The Yes California Independence Campaign aims to hold a referendum in 2019 that, if passed, would make California an independent country.
Far-fetched as it may sound, the plan started gathering steam after Tuesday night’s surprising presidential vote. The movement has an impressive backer in Shervin Pishevar, a well-known angel investor who offered to bankroll a campaign to secede.
Secession is one option, I suppose. Another is “federalism,” and, unlike secession, it has the distinct advantage of being how the country was supposed to work in the first place.
Because they understood how intellectually, politically, and economically diverse the colonies were, the founders invested relatively little power in the federal government. Indeed, they ensured by law that it could only do a few enumerated things, and they left the rest to the states. Mostly, this was a good idea then, and it is a good idea now, especially given how divided the country is. (The glaring exception, of course, is Civil Rights, which must, must, must be a federal concern.) If Californians so wished, they could use their influence in Congress and elsewhere to limit the reach of Washington D.C., and thus of the world’s Donald Trumps. Why don’t they?
The answer, I think, is that the temptation to control is stronger than the fear of losing concentrated power. It is amazing to me how much overlap there is between those who talk of secession whenever they don’t get their way and those who want to nationalize every political question.

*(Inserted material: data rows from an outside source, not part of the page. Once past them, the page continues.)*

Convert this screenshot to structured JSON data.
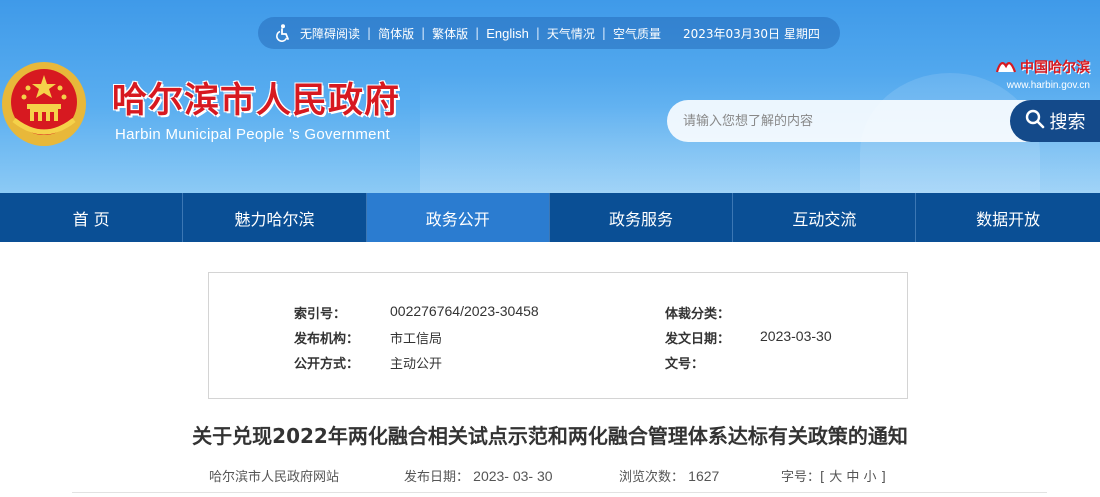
{
  "topbar": {
    "accessibility": "无障碍阅读",
    "simplified": "简体版",
    "traditional": "繁体版",
    "english": "English",
    "weather": "天气情况",
    "air_quality": "空气质量",
    "date": "2023年03月30日 星期四",
    "separator": "|"
  },
  "header": {
    "title": "哈尔滨市人民政府",
    "subtitle": "Harbin Municipal People 's Government",
    "brand_name": "中国哈尔滨",
    "brand_url": "www.harbin.gov.cn"
  },
  "search": {
    "placeholder": "请输入您想了解的内容",
    "button_label": "搜索"
  },
  "nav": {
    "items": [
      {
        "label": "首 页"
      },
      {
        "label": "魅力哈尔滨"
      },
      {
        "label": "政务公开"
      },
      {
        "label": "政务服务"
      },
      {
        "label": "互动交流"
      },
      {
        "label": "数据开放"
      }
    ],
    "active_index": 2
  },
  "info": {
    "index_label": "索引号：",
    "index_value": "002276764/2023-30458",
    "genre_label": "体裁分类：",
    "genre_value": "",
    "publisher_label": "发布机构：",
    "publisher_value": "市工信局",
    "issue_date_label": "发文日期：",
    "issue_date_value": "2023-03-30",
    "disclosure_label": "公开方式：",
    "disclosure_value": "主动公开",
    "doc_no_label": "文号：",
    "doc_no_value": ""
  },
  "article": {
    "title": "关于兑现2022年两化融合相关试点示范和两化融合管理体系达标有关政策的通知",
    "source": "哈尔滨市人民政府网站",
    "publish_label": "发布日期：",
    "publish_date": "2023- 03- 30",
    "views_label": "浏览次数：",
    "views": "1627",
    "font_label": "字号：[",
    "font_large": "大",
    "font_medium": "中",
    "font_small": "小",
    "font_close": "]"
  },
  "colors": {
    "nav_bg": "#0a4f95",
    "nav_active": "#2b7cd0",
    "title_red": "#d71920",
    "search_button": "#144a8a"
  }
}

How is it, I have wondered aloud for years, that the champions of a big, centralized government cannot see how easily their creation could back to bite them? Did the kids of the Obama era they really believe they were going to win forever? Do they honestly think that History takes sides?
The great thing about a robust federal system is that it allows people who have different conceptions of the Good Life to live out their lives without ruining everybody else’s day. A smaller federal government doesn’t stop Californians from doing whatever they want in their state; it merely stops them from imposing their will on Florida or Maine or Idaho. And, in turn, it stops the people of Florida or Maine or Idaho from imposing their will on California in such cases as they obtain the upper hand. Or, put another way, federalism permits Californians to live as they see fit and it limits their exposure to those they dislike. Given how different people are in Brooklyn and Mississippi, I’d expect to see more interest in this arrangement than I do.

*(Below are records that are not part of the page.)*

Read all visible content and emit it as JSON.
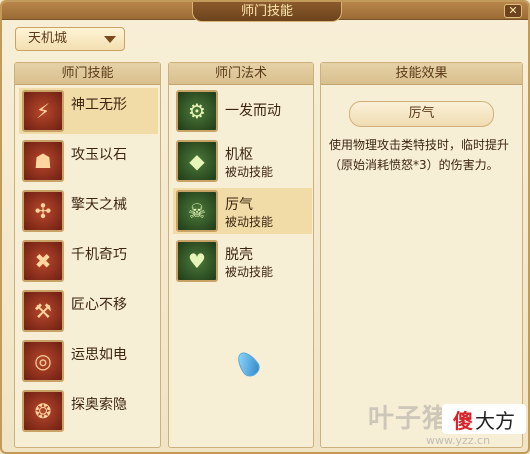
{
  "window": {
    "title": "师门技能",
    "close_label": "✕"
  },
  "school_dropdown": {
    "selected": "天机城"
  },
  "skills_panel": {
    "header": "师门技能",
    "items": [
      {
        "name": "神工无形",
        "icon": "lightning-swirl-icon",
        "selected": true
      },
      {
        "name": "攻玉以石",
        "icon": "stone-mask-icon",
        "selected": false
      },
      {
        "name": "擎天之械",
        "icon": "windmill-icon",
        "selected": false
      },
      {
        "name": "千机奇巧",
        "icon": "crossed-hammers-icon",
        "selected": false
      },
      {
        "name": "匠心不移",
        "icon": "anvil-hammer-icon",
        "selected": false
      },
      {
        "name": "运思如电",
        "icon": "eyes-swirl-icon",
        "selected": false
      },
      {
        "name": "探奥索隐",
        "icon": "vortex-icon",
        "selected": false
      }
    ]
  },
  "arts_panel": {
    "header": "师门法术",
    "items": [
      {
        "name": "一发而动",
        "sub": "",
        "icon": "gears-icon",
        "selected": false
      },
      {
        "name": "机枢",
        "sub": "被动技能",
        "icon": "crystal-shield-icon",
        "selected": false
      },
      {
        "name": "厉气",
        "sub": "被动技能",
        "icon": "demon-face-icon",
        "selected": true
      },
      {
        "name": "脱壳",
        "sub": "被动技能",
        "icon": "heart-shell-icon",
        "selected": false
      }
    ]
  },
  "effect_panel": {
    "header": "技能效果",
    "skill_name": "厉气",
    "description": "使用物理攻击类特技时，临时提升（原始消耗愤怒*3）的伤害力。"
  },
  "watermark": {
    "text": "叶子猪",
    "url": "www.yzz.cn",
    "logo_text_red": "傻",
    "logo_text": "大方"
  },
  "colors": {
    "frame": "#c29a5a",
    "selected_row": "#f1dca7",
    "text": "#3c2612"
  }
}
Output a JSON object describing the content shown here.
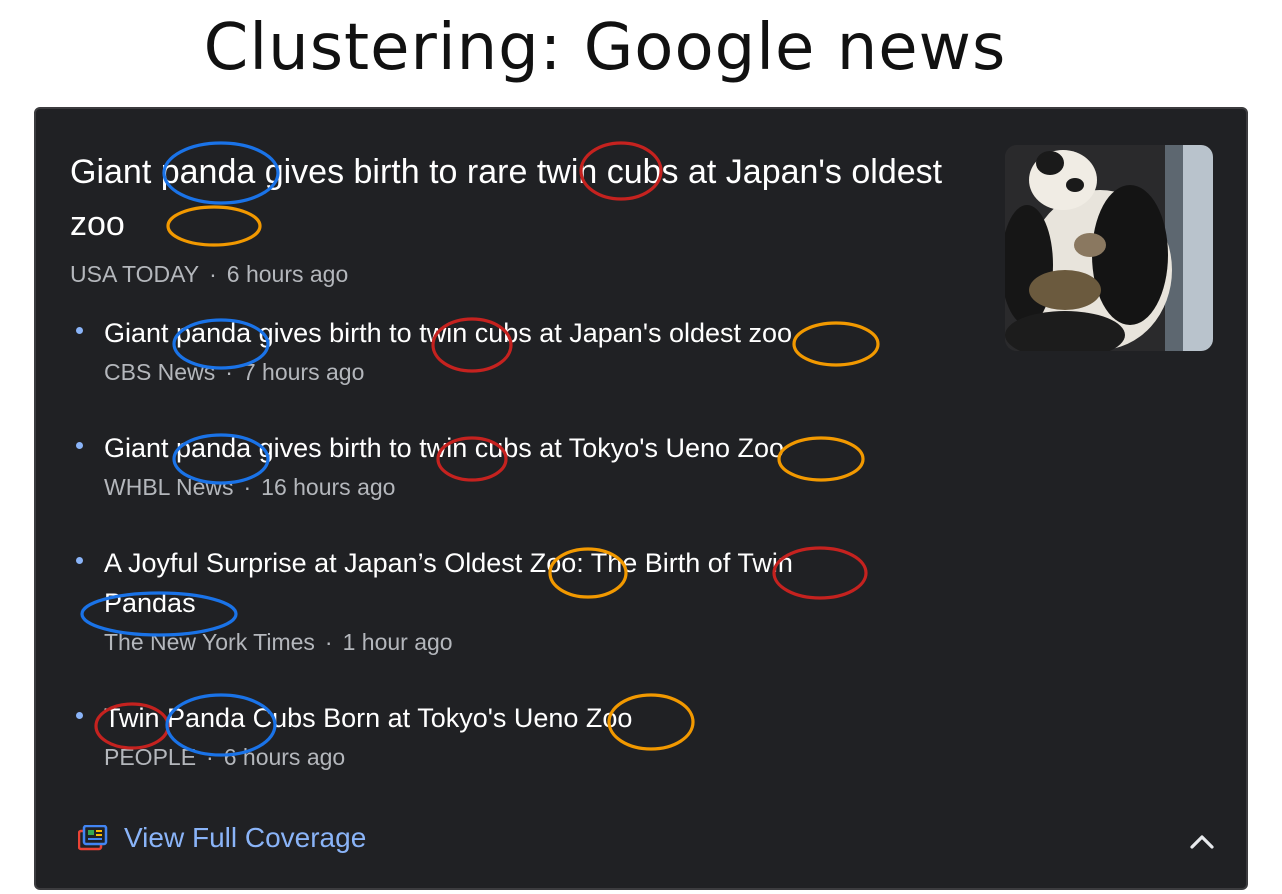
{
  "slide_title": "Clustering: Google news",
  "main_story": {
    "headline": "Giant panda gives birth to rare twin cubs at Japan's oldest zoo",
    "source": "USA TODAY",
    "time": "6 hours ago"
  },
  "related": [
    {
      "title": "Giant panda gives birth to twin cubs at Japan's oldest zoo",
      "source": "CBS News",
      "time": "7 hours ago"
    },
    {
      "title": "Giant panda gives birth to twin cubs at Tokyo's Ueno Zoo",
      "source": "WHBL News",
      "time": "16 hours ago"
    },
    {
      "title": "A Joyful Surprise at Japan’s Oldest Zoo: The Birth of Twin Pandas",
      "source": "The New York Times",
      "time": "1 hour ago"
    },
    {
      "title": "Twin Panda Cubs Born at Tokyo's Ueno Zoo",
      "source": "PEOPLE",
      "time": "6 hours ago"
    }
  ],
  "separator": "·",
  "coverage_link": "View Full Coverage",
  "icons": {
    "coverage": "full-coverage-icon",
    "collapse": "chevron-up-icon",
    "thumbnail": "panda-photo"
  },
  "colors": {
    "card_bg": "#202124",
    "link": "#8ab4f8",
    "annotation_panda": "#1a73e8",
    "annotation_twin": "#c5221f",
    "annotation_zoo": "#f29900"
  }
}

Certainly, there are some downsides to a reduction in federal power. If you are worried about climate change, for example, you presumably believe that the U.S. needs a national policy; pollution, after all, does not respect state borders. But, while this is a fair objection in a vacuum, I struggle to see how Californians would improve their lot in this realm by turning their state into a separate country and removing 55 electoral college votes from the people they like in D.C. If Shervin Pishevar is serious about bankrolling change, perhaps he could start by distributing copies of the Federalist Papers to those who are disposed to follow him.